Tuesday, September 7, 2010


Riunite Lambrusco

You can't always drink from the top shelf, but there's no reason you can't enjoy what the moment brings.  I found that out recently in downtown Wilkes-Barre at a bar called Bart & Urby's.
I guess I really should have ordered an ale or stout - the establishment serves a rather impressive array of domestic, imported and microbrewed varieties.  The wine list has only a few options: Beringer, Fetzer, Yellowtail and - what's this? - Riunite!  Holy cow, I've never actually had a Riunite.  It must be time.
I ordered the Lambrusco with visions of saying "yes" to Martini and Rossi on the rocks and Bartles and Jaymes thanking me for my support.  I don't recall the actual TV commercial jingle for Riunite, but I know it's in the memory bank somewhere and it's filed right alongside the taglines I do remember.  I probably never had Riunite because in the early '70s I was too busy sneaking my mom's Spanada from the refrigerator.
The Riunite website explains the different varieties of Lambrusco grapes they use: "Lambrusco Marani imparts brightness, taste, perfume and color; Lambrusco Salamino, for perfume and harmony; Lambrusco Maestri, for fruitiness and body; Lambrusco Montericco for added body and perfume and finally Lancellotta (also known as Ancelotta) sometimes referred to as the "missing grape," which is responsible for the very fresh and abundantly fruity character of Riunite's Lambrusco."

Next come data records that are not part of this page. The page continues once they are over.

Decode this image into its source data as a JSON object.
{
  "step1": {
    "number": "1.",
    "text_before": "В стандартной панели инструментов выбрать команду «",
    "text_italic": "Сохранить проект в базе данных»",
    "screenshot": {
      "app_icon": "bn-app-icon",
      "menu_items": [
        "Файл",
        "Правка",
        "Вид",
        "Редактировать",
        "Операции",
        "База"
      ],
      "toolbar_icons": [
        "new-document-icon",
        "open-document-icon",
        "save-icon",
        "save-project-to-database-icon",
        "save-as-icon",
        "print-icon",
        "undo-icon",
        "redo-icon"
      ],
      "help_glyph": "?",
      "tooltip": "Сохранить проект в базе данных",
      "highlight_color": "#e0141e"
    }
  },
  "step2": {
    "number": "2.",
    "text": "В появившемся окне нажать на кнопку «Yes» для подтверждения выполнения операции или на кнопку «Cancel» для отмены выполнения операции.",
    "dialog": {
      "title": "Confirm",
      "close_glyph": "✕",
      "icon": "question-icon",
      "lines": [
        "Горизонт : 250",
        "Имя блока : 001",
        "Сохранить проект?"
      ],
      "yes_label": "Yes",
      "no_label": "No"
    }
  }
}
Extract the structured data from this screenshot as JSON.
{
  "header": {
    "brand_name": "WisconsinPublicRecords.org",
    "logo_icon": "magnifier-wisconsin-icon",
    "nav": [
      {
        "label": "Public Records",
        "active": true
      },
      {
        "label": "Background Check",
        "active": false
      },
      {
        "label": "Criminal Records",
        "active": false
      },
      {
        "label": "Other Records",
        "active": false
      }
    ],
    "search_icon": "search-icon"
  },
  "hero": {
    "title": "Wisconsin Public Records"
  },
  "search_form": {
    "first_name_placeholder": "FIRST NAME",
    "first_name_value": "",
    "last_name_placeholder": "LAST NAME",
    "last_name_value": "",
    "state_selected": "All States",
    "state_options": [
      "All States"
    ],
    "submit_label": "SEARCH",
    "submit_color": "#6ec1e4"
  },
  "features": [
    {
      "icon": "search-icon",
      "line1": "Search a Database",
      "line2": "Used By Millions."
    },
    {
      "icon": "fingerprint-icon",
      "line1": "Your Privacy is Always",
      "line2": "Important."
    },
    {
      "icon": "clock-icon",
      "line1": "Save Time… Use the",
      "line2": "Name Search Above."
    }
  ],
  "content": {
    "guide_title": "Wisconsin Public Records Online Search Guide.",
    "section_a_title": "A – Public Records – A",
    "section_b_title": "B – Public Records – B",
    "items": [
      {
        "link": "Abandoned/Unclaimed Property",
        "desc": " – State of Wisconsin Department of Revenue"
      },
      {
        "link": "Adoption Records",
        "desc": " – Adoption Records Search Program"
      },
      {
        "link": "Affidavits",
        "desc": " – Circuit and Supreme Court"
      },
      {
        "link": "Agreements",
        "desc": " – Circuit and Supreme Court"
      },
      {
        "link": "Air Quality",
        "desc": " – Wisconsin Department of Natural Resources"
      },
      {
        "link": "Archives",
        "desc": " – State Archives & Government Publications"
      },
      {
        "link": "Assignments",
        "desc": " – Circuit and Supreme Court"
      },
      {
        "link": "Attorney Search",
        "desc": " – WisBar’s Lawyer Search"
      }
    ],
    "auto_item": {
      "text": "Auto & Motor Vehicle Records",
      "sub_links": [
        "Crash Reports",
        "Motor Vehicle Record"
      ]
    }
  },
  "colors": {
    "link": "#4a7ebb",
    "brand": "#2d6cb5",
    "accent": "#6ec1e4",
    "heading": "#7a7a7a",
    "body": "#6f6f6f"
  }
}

They also explain that Lambrusco is a "unique Italian grape variety grown principally in the three central provinces of Emilia - Modena, Parma and Reggio Emilia."
The Lambrusco arrived on the Bart & Urby's patio and my first whiff of the dark juice reminded me somewhat of Welches grape juice, but more of Spanada.  It was served chilled, and was a sweet and refreshing cross of grape and cranberry juice flavors.  It won't be a regular choice for me, but it hit the spot so well at this moment that I ordered another.  Leave the top shelf for another evening.